The Red Planet holds enough water to fill Lake Superior, the greatest of the Great Lakes, NASA's Mars Reconnaissance Orbiter has revealed.
Scientists examined Mars' Utopia Planitia region (which loosely translates to "plains of paradise") using the orbiter's ground-penetrating Shallow Radar (SHARAD) instrument, and found an ice deposit even bigger than the state of New Mexico in land area. Based on scans, the ice deposit ranges in thickness from about 260 feet (80 meters) to about 560 feet (170 meters), with a composition that's 50 to 85 percent water ice, mixed with dust or larger rocky particles.
"This deposit probably formed as snowfall accumulating into an ice sheet mixed with dust during a period in Mars history when the planet's axis was more tilted than it is today," Cassie Stuurman of the Institute for Geophysics at the University of Texas, Austin and the lead author of a report in the journal Geophysical Research Letters said, writes Science Daily.
NASA further stated that right now Mars, with an axial tilt of 25 degrees, collects large amounts of water ice at the poles. In cycles lasting about 120,000 years, the tilt varies to nearly twice that much, heating the poles and driving ice to middle latitudes. Climate modeling and previous findings of buried, mid-latitude ice indicate that frozen water accumulates away from the poles during high-tilt periods.

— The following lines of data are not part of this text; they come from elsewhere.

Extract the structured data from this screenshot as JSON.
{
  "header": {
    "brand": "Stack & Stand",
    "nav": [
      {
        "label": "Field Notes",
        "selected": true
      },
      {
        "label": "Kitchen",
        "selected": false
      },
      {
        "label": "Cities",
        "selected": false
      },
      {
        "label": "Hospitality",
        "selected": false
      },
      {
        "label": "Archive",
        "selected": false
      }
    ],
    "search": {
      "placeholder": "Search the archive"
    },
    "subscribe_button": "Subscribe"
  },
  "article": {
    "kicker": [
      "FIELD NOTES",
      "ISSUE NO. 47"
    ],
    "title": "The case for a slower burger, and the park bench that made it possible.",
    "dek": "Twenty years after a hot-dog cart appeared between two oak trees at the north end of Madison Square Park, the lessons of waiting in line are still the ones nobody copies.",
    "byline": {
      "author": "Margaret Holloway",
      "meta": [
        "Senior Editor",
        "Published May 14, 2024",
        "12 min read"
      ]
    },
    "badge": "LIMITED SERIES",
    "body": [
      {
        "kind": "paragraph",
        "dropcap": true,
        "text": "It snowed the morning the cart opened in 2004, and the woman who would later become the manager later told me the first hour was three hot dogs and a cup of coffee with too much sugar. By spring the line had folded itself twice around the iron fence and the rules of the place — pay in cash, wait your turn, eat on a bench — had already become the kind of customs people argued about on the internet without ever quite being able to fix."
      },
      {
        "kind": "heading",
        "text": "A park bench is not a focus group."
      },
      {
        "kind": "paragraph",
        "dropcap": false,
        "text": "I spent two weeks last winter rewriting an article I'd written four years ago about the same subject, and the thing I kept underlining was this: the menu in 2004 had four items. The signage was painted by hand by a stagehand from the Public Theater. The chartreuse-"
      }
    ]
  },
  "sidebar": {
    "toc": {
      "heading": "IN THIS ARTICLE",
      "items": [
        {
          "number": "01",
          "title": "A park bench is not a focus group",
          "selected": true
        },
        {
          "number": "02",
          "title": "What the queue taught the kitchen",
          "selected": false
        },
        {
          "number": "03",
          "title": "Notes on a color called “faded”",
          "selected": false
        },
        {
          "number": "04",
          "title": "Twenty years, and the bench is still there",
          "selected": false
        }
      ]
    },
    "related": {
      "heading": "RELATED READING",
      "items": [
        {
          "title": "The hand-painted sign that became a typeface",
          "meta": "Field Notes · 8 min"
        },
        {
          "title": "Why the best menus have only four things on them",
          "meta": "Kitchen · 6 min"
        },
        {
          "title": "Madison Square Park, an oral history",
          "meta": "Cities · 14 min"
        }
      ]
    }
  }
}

As to possibilities of using Mars' ice deposit as a possible water resource in the future or as an evidence that life in the Red Planet is likely after all, the space agency made it clear that Utopian water is all frozen now. If there were a melted layer -- which would be significant for the possibility of life on Mars -- it would have been evident in the radar scans. However, some melting can't be ruled out during different climate conditions when the planet's axis was more tilted, an article published on the website of NASA's Jet Propulsion Laboratory reports.